In this article, the variations of ultrasonic velocity occurring during the second and third stages are, respectively, used to explore the molecular orientation and disorientation.
Because that exhibition gave off a sense of hopelessness I thought Disorientation II could be an exhibition that highlights a more hopeful period in modern Arab history during the '60s and '70s," he said.
Joanna Murray, report author and senior lecturer in social research at King's College, said: "The combination of dementia and sight loss creates a profound sense of disorientation and provokes a great deal of distress, yet the role of sight loss in dementia is not being addressed.
Only by experiencing spatial disorientation can pilots be made aware of its effects and the challenges that arise when it happens, because it will.
On the second day of the institute, our task was to move from the disorientation of not knowing to the responsibility of finding out for ourselves.
The results showed a good improvement in disorientation, house soiling, sleep pattern and social interaction in treated dogs.
Swett argues that men responded to their disorientation and humiliation by withdrawing into a local culture of radicalism from which women were excluded: "It was through radical politics that many men sought to halt the dissolution of male authority in the home and neighborhood" (p.
of Maryland Baltimore County), about personal disorientation among the streets of history that may or may not have taken place.
The queuing, the disorientation, the anomie, the slog of physical distances, the lack of daylight and the endless shopping malls as a substitute for any kind of interior life.
The disorientation is heightened by druggily saturated, overheated color and fish-eye anamorphoses that bring close closer and push distance farther away.

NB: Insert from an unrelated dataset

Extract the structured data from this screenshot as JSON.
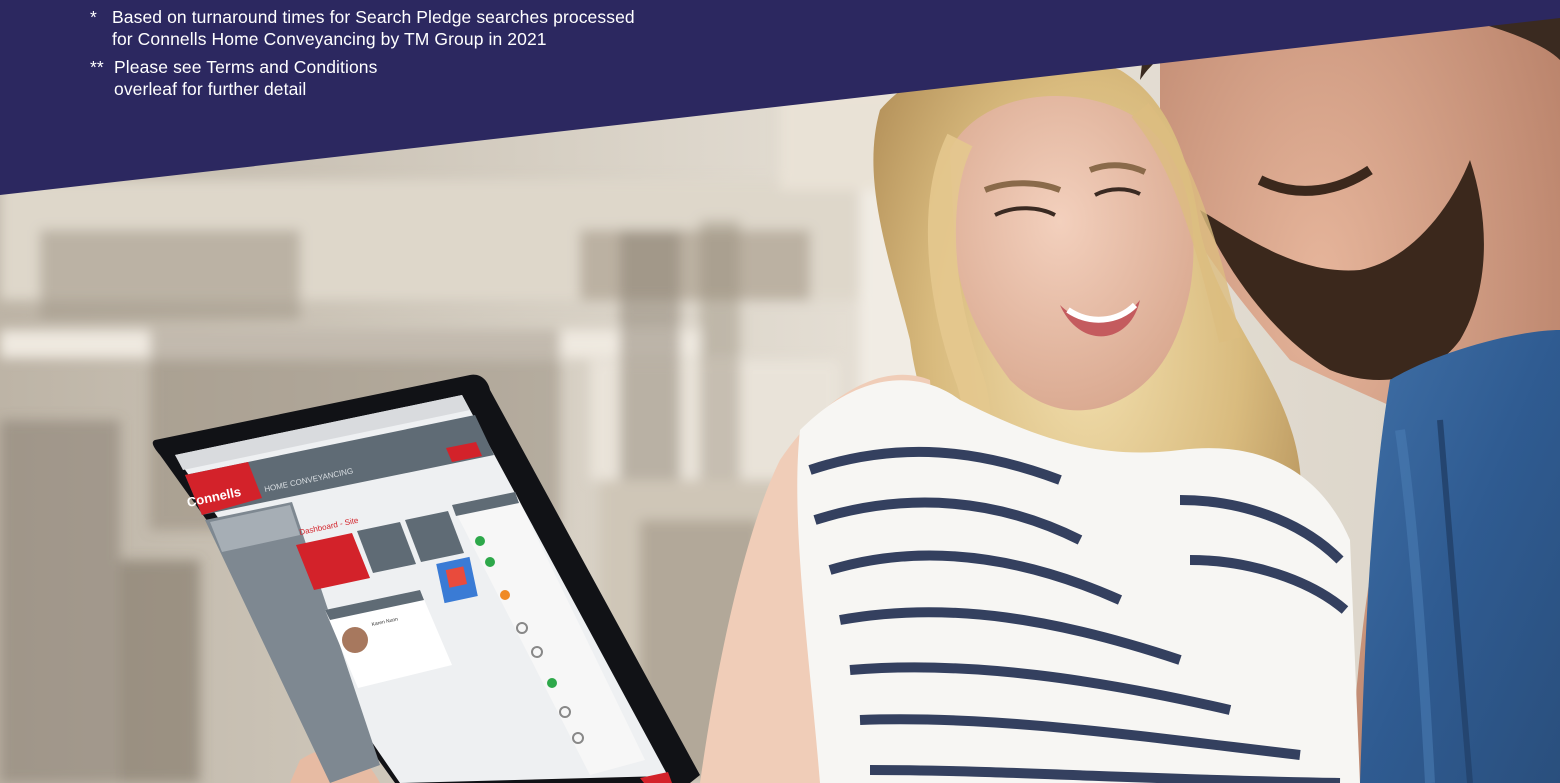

On the second day of the Institute our task was to move from the disorientation of not knowing to the responsibility of finding out for ourselves.